• _Try it_
Report each line of the records where "price" occurs.

• _Extracted information_
===

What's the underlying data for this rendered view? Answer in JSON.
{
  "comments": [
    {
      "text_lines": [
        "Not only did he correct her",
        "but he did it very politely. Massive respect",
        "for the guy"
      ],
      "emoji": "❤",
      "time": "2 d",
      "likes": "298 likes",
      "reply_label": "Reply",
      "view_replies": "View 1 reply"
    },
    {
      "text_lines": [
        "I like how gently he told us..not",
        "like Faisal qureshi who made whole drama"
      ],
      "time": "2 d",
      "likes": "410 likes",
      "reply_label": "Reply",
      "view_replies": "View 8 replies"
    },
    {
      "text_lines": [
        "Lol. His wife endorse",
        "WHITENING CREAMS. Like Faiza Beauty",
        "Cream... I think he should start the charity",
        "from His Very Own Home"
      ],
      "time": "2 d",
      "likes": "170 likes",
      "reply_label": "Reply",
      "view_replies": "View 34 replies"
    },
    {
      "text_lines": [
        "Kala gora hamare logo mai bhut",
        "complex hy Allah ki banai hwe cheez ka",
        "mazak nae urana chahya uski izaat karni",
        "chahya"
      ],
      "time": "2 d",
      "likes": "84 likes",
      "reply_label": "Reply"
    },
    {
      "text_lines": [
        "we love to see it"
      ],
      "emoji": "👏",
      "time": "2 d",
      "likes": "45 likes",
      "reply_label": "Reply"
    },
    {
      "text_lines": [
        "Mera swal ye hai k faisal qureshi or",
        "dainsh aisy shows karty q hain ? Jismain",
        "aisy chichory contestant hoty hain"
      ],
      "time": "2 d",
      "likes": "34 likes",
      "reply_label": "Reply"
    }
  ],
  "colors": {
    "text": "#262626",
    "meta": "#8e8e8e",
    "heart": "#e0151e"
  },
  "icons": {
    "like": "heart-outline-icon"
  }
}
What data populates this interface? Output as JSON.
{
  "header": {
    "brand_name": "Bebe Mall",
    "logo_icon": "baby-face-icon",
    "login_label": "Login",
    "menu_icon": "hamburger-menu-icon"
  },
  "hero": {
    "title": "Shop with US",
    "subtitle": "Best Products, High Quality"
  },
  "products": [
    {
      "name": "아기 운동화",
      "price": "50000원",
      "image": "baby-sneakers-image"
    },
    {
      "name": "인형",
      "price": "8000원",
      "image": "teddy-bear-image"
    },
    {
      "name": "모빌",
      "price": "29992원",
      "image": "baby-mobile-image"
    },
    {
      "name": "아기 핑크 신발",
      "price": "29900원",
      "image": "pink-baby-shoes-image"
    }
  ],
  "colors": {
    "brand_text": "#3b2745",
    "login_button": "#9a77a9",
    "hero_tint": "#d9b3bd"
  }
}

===

• _Exercise result_
      "price": "50000원",
      "price": "8000원",
      "price": "29992원",
      "price": "29900원",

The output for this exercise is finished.